-- 51-year-old Sean Crane pleaded guilty Thursday October 10, 2013 in Nassau County, NY to DWI and other charges. It was his 12th such conviction since 1981. In May 2012, while driving drunk, struck and killed a 78-year-old woman crossing a street with her husband.
--Martin Heidgen, Taliyah Taylor and Franklin McPherson are attempting to have their vehicular homicide convictions thrown out on the grounds that they could not have acted with depraved indifference because they were so drunk they didn’t know what they were doing. Heidgen had gotten lost and was driving the wrong way on the Meadowbrook State Parkway in Long Island when their pickup truck hit a limousine, killing the driver and a 7-year-old passenger. Heidgen had a BAC of 0.28% and is serving a sentence of 19 to life.
--51-year-old Connie O’Hara was drunk while driving west on Pulaski Road in Greenlawn, NY when she turned left across the path of an approaching motorcycle. The bike slammed into O’Hara’s car, leaving the rider, 52-year-old Karen Labarbera, in critical condition.
--18-year-old Jean Soriano was drunk while driving an SUV when he rear-ended a minivan in southeastern Nevada, killing all five members of a Southern California family.

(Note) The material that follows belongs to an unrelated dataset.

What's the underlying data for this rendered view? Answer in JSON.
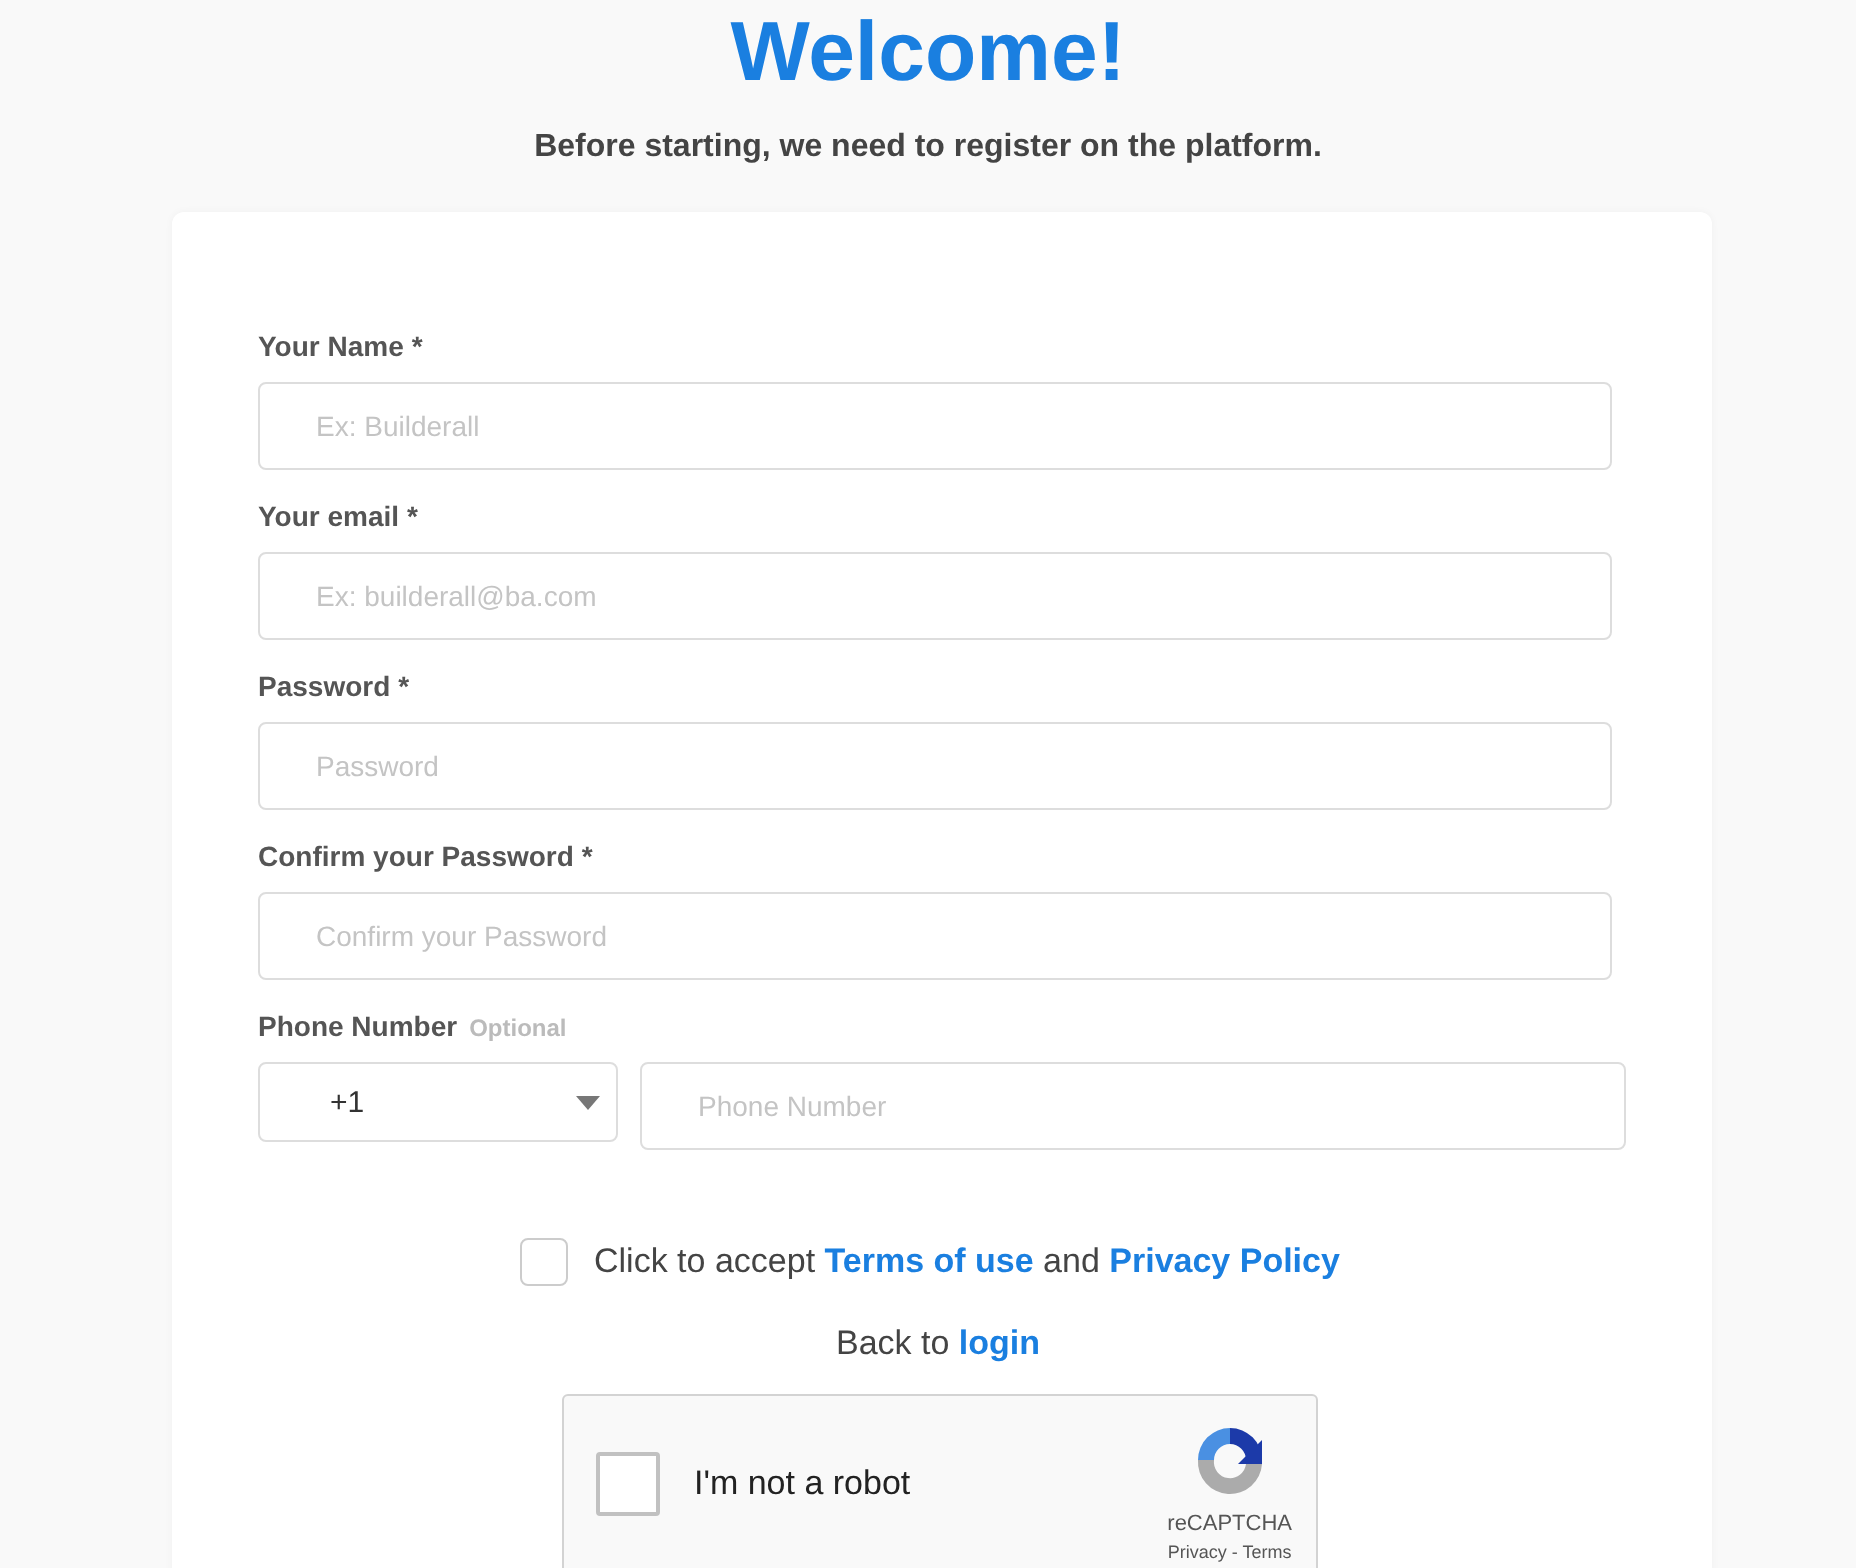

These are only three stories of several hundred available to anyone with a computer and a search engine. A person would have to have been marooned on Ganymede (one of Jupiter’s moons) to not know the risk one hangs around the necks of everyone else when they climb behind the wheel with a snoot full of spirits. And yet, it happens every day. In a report published in 2011, the Centers for Disease Control stated that “An average drunk driver has driven drunk 80 times before the first arrest.” Not even the current legal consequences provide deterrence. A journal article published in the American Journal of Public Health estimated that 50% to 75% of convicted drunk drivers continue to drive on a suspended license.
Compared to other countries, the U.S. has less stringent laws governing impaired driving.

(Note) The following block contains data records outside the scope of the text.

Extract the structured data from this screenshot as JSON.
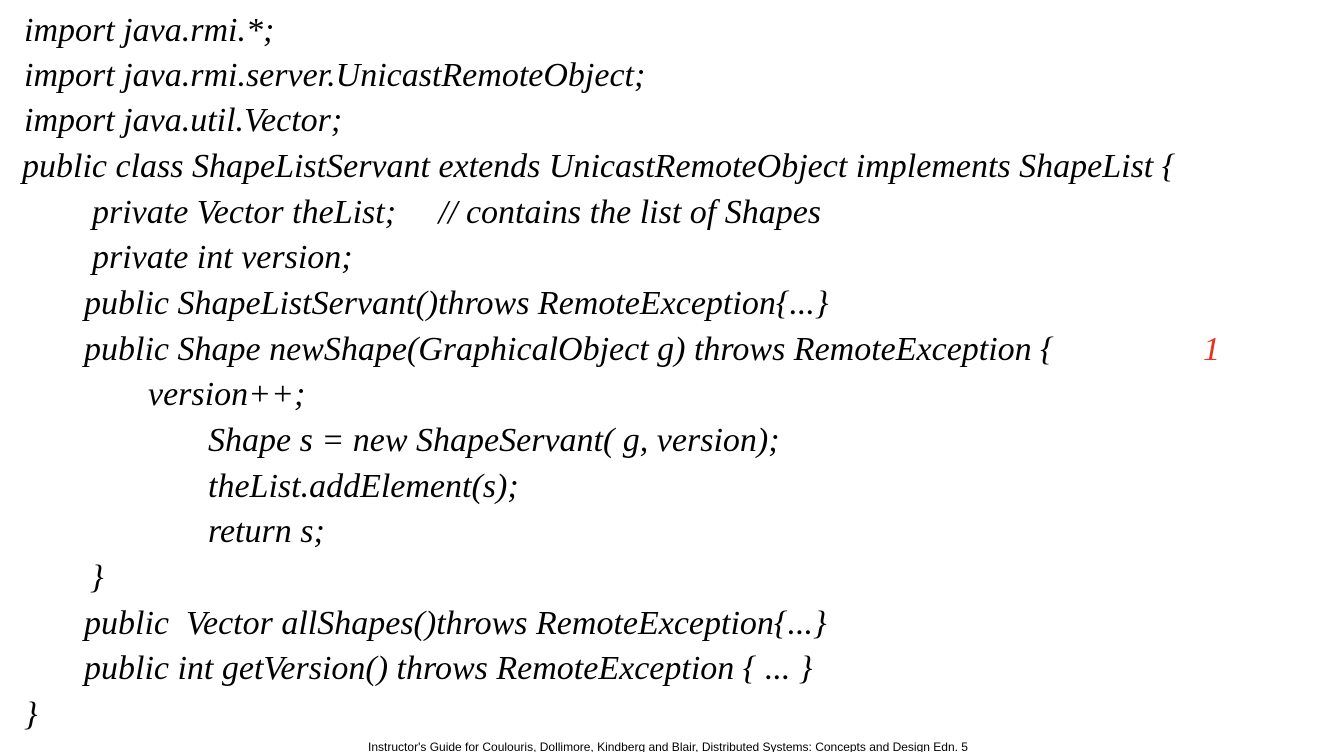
{
  "code": {
    "lines": [
      "import java.rmi.*;",
      "import java.rmi.server.UnicastRemoteObject;",
      "import java.util.Vector;",
      "public class ShapeListServant extends UnicastRemoteObject implements ShapeList {",
      "private Vector theList;     // contains the list of Shapes",
      "private int version;",
      "public ShapeListServant()throws RemoteException{...}",
      "public Shape newShape(GraphicalObject g) throws RemoteException {",
      "version++;",
      "Shape s = new ShapeServant( g, version);",
      "theList.addElement(s);",
      "return s;",
      "}",
      "public  Vector allShapes()throws RemoteException{...}",
      "public int getVersion() throws RemoteException { ... }",
      "}"
    ],
    "marker": {
      "text": "1",
      "color": "#e8321e"
    }
  },
  "footer": {
    "text": "Instructor's Guide for Coulouris, Dollimore, Kindberg and Blair, Distributed Systems: Concepts and Design Edn. 5"
  }
}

Maybe it’s time to raise the bar.
Driving is not a right. It is a privilege granted by taking tests and being awarded a license. In that respect, it’s no different than being a doctor or an attorney. The continued possession of that license is contingent on the responsible operation of a vehicle at all times. With all the information out there, there’s no excuse for anyone to be behind the wheel after consuming alcohol. But the statistics continue to be generated; people still drink and drive. And people still die.
If we, as a society, wish to keep the streets safe by keeping drunks off of them, then the penalties for drunk driving must be made significant enough to penetrate that alcoholic fog and motivate someone to pocket their keys and call a cab. Therefore, I suggest the following enhancements.

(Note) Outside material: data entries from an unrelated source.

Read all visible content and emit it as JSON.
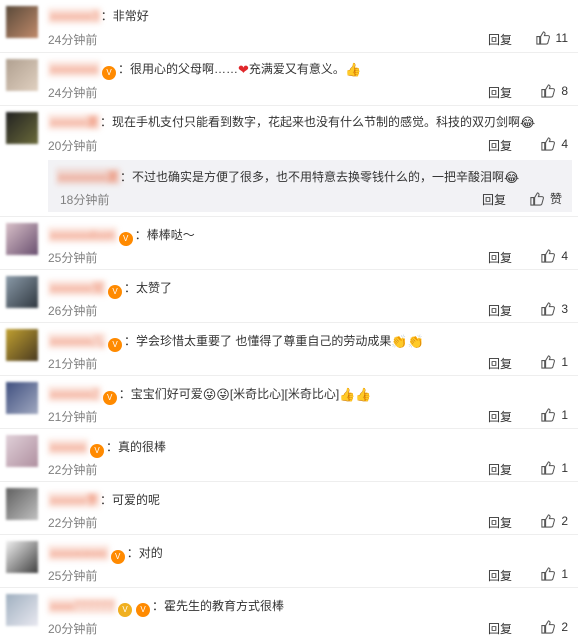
{
  "reply_label": "回复",
  "sub_like_label": "赞",
  "comments": [
    {
      "user": "3",
      "verified": false,
      "text": "：非常好",
      "emoji_after": "",
      "time": "24分钟前",
      "likes": "11"
    },
    {
      "user": "",
      "verified": true,
      "text": "：很用心的父母啊……",
      "heart": "❤",
      "text2": "充满爱又有意义。",
      "emoji_after": "👍",
      "time": "24分钟前",
      "likes": "8"
    },
    {
      "user": "選",
      "verified": false,
      "text": "：现在手机支付只能看到数字，花起来也没有什么节制的感觉。科技的双刃剑啊",
      "emoji_after": "😂",
      "time": "20分钟前",
      "likes": "4"
    },
    {
      "user": "loon",
      "verified": true,
      "text": "：棒棒哒～",
      "emoji_after": "",
      "time": "25分钟前",
      "likes": "4"
    },
    {
      "user": "兒",
      "verified": true,
      "text": "：太赞了",
      "emoji_after": "",
      "time": "26分钟前",
      "likes": "3"
    },
    {
      "user": "儿",
      "verified": true,
      "text": "：学会珍惜太重要了 也懂得了尊重自己的劳动成果",
      "emoji_after": "👏👏",
      "time": "21分钟前",
      "likes": "1"
    },
    {
      "user": "2",
      "verified": true,
      "text": "：宝宝们好可爱",
      "emoji_after": "😜😜",
      "text2": "[米奇比心][米奇比心]",
      "emoji_after2": "👍👍",
      "time": "21分钟前",
      "likes": "1"
    },
    {
      "user": "",
      "verified": true,
      "text": "：真的很棒",
      "emoji_after": "",
      "time": "22分钟前",
      "likes": "1"
    },
    {
      "user": "李",
      "verified": false,
      "text": "：可爱的呢",
      "emoji_after": "",
      "time": "22分钟前",
      "likes": "2"
    },
    {
      "user": "oooo",
      "verified": true,
      "text": "：对的",
      "emoji_after": "",
      "time": "25分钟前",
      "likes": "1"
    },
    {
      "user": "777777",
      "verified": true,
      "text": "：霍先生的教育方式很棒",
      "emoji_after": "",
      "time": "20分钟前",
      "likes": "2"
    }
  ],
  "subreply": {
    "user": "選",
    "text": "：不过也确实是方便了很多，也不用特意去换零钱什么的，一把辛酸泪啊",
    "emoji_after": "😂",
    "time": "18分钟前"
  }
}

For the first conviction, a very hefty fine (at least $2,000) and a mandatory 15-day license suspension.
For the second conviction, a serious fine (at least $8,000) and a mandatory 90-day license suspension.
Upon the third conviction, a fine of at least $15,000, a six-month jail sentence, and a mandatory 2-year license suspension.
Upon the fourth conviction, a fine of $50,000, 3 years in jail, and a permanent nation-wide suspension of driving privileges.
In any case where drunk driving results in an accident, the driver’s license is suspended for a minimum of five years, along with a $20,000 fine and 6 months in jail. If the accident results in permanent injury or death, the punishment should be akin to manslaughter; a lengthy prison term, a huge fine, and (of course) a permanent loss of driving privileges.
For the habitual drinker and driver, drastic measures are necessary to keep them off the road. The penalties should be severe enough to get their attention before they even begin to drink.
Responsible adults should be allowed to drink responsibly. I have no problem with that. What is needed is a way to make sure that responsible adults responsibly decide when they are too drunk to drive.
It’s the only way to protect the innocents.